Compared to last year, UC Berkeley has accepted fewer minority students and fewer students overall, while the statewide University of California system has accepted more minority students and more students overall, according to admissions figures released Thursday. 

Overall admissions for next year’s UC Berkeley freshman class are down 2.5 percent, while admissions for “underrepresented” student groups – African-Americans, Chicano/Latinos and Native Americans – are down 2.2 percent. White admissions are down 1.7 percent. 

System-wide, UC admissions are up 4.9 overall, and 7.6 percent for underrepresented groups. 

Some UC Berkeley students are concerned about the decline in minority admissions, no matter how small. 

“Any decline is not a good thing,” said student Senator Sajid Khan. “California is a majority-minority state and it’s time to make our campuses more reflective of that.” 

UC Berkeley spokesperson Janet Gilmore noted that admissions are down in all ethnic groups, including the 1.7 percent decline for whites. She added that the university will work hard to convince students of all backgrounds to attend. 

“We greatly value diversity on this campus,” Gilmore said. 

Hanan Eisenman, spokesman for the larger UC system, said it is difficult to determine the reasons for increased application and acceptance rates for minorities, and all students, at UC universities state-wide. But he suggested that a combination of three university programs may have had an effect.  

Prior to this year, Eisenman noted, UC accepted 50 percent of students on grades alone and examined the rest through a “comprehensive review” process, which includes an assessment of both academics and qualities like leadership and motivation. This year, UC moved to comprehensive review for all students.  

Eisenman said this policy shift may have allowed for greater acceptance of minority students, but emphasized that the university put it in place to get a broader picture of all applicants. 


Second, Eisenman said, for the second straight year, UC has guaranteed admission to the top four percent of students at every California high school for the second straight year, broadening the university’s net. 

Finally, Eisenman said, a $180 million outreach program to high school students may have had an effect.  

But Wally Adeyemo, UC Berkeley’s student body president said these efforts are too scattered, and that a more focused plan is required to boost minority enrollment. 

“I don’t feel that we have a comprehensive, strategic plan for increasing minority enrollment in the UC system,” said Adeyemo, who is African-American. 

In a statement, UC Berkeley Assistant Vice Chancellor of Admissions and Enrollment Richard Black said the university reduced overall acceptances by about 100 students this year because more students have been accepting UC Berkeley offers of admission, and the university wants to hold steady on freshman enrollment. 

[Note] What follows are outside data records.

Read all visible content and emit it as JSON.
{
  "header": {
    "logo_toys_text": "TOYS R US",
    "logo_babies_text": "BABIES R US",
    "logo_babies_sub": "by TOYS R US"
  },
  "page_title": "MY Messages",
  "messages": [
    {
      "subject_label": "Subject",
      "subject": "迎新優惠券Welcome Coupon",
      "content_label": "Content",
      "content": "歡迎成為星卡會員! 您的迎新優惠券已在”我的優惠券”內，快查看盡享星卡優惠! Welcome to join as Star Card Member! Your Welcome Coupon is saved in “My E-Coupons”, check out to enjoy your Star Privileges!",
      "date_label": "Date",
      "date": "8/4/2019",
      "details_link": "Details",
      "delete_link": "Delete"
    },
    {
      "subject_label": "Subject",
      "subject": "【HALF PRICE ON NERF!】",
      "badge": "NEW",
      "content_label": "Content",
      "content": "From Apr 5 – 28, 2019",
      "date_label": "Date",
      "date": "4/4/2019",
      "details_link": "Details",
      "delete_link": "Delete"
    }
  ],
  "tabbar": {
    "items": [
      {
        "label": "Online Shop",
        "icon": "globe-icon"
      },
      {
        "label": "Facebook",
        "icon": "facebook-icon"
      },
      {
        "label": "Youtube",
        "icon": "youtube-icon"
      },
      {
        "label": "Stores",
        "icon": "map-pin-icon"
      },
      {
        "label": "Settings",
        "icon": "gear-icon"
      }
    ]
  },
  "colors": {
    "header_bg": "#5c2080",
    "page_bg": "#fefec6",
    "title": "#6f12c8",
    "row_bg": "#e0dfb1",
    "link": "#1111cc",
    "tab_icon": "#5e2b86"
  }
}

Black said the university is committed to a 15-year agreement with the city, signed in 1990, that places a cap on UC Berkeley enrollment. 

Gilmore said the university has not yet completed calculations for next year, but expects to be in compliance with the enrollment cap.